Sales flagged during the recession and the retailer couldn't bring customers back.
The department store was one of the first to adopt e-commerce in 1994 but overall it has struggled to keep up in the digital era.
A parade of CEOs has tried to turn the company around.
Ron Johnson came from Apple and tried to give the brand a fresh look in 2012, including ending the stores famous coupons.
The costly revamp flopped and consumers lost trust in the business.
Three other CEOs have followed but they all have yet to restore the company to its once and former glory.
10 Second Trivia.
Which of these rulers started building the Louvre in 1546 at the site of an old fortress?
Louis XIV, Francis I, Louis XVI, or Napoleon Bonaparte?
It was King Francis I who began work on the Louvre though it was not completed during his lifetime.
Even as an avid art collector, King Frances I probably never imagined the museum the Louvre would become or that it would be shutdown more than four centuries later because of a disease pandemic.
But thanks to our partnership with CNN Travel, we can take you there today for a private tour with French actor and director Mathieu Kassovitz.
The Louvre is a one-of-kind museum.
It's [a] one-of-a-kind [piece of] architecture in the world.
It's the heart of Paris.
[Alone in the Louvre]
It's beautiful everywhere you look.
So you cannot really appreciate it if you try to do everything at once.
You have to spend hours in front of one painting to really to let your emotion go.
You will see something that you can really relate to and it's not... it has nothing to do with your story, with your personal story.
It's deeper than that and that's what art is all about.
Being able to visit the Louvre by yourself, it's a one-of-a-kind experience.
To be able to enjoy any of these painting by yourself at your own pace, at your own rhythm.
There's nothing in between you and the art and it just.. it becomes personal.

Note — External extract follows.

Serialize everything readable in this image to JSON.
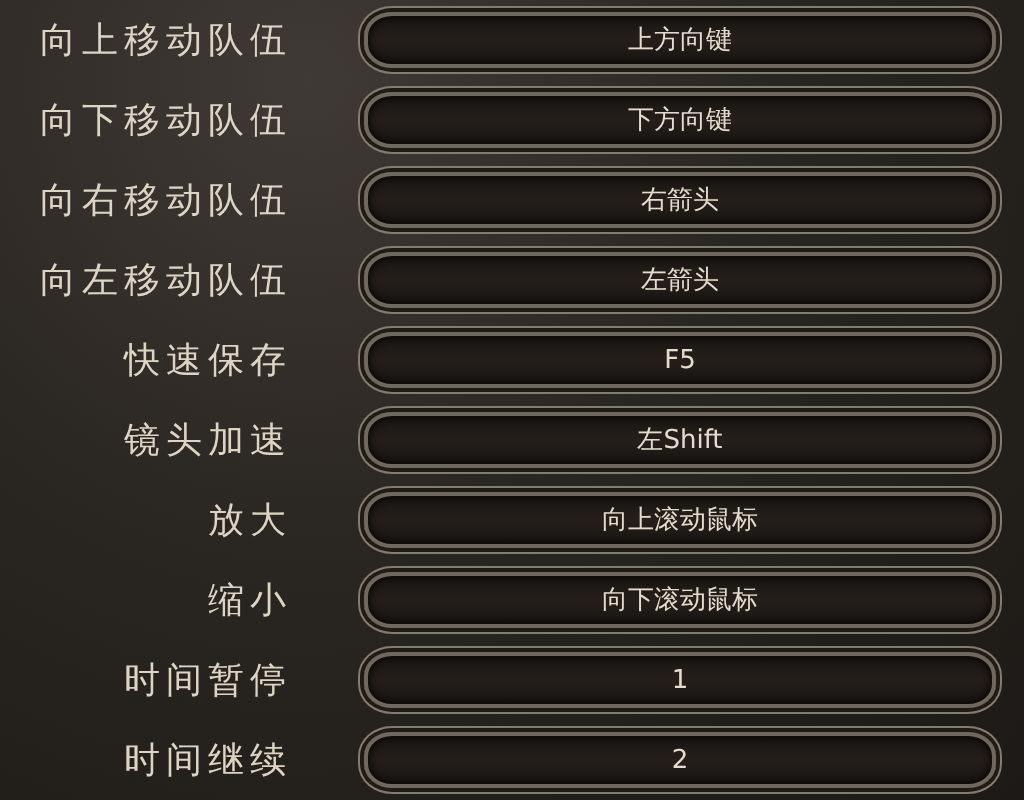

There is [are] so many amazing paintings all around you that you wonder why this one?
She really became famous after she was stolen from this museum.
So her... her stardom is not just because of the quality of the paintings but also the history behind it and the myth that surrounds it.
It's different, it has a very strong power and feeling to it.
To take a step, you step back from your life and look at what other people did, it's a moment for reflection.
[10 out of 10]
Calving isn't just for cows.
It's also the term for when chunks of ice break off from a glacier like this here glacier in Alaska.
Susan Haddox was there on April 11th when the Portage Glacier was cracking.
So she was able to set up her camera to capture this incredible slow motion footage of the calving which thankfully didn't hurt anyone.
She says, some people were very close so this is a reminder of the dangers out on the ice.
Well that puts today's show on ice.
It was fun "chilling" with you.
I know that when I drop these puns I get some cold or dare I say "glacial" stares.
But it's fun to unleash a "calvalcade" of them even if they get me a "frosty" reception.
Alright, Avon High School is no stranger to the cold.
It's in Cleveland, Ohio and we thank the Eagles for flying high with CNN 10, I'm Carl Azuz.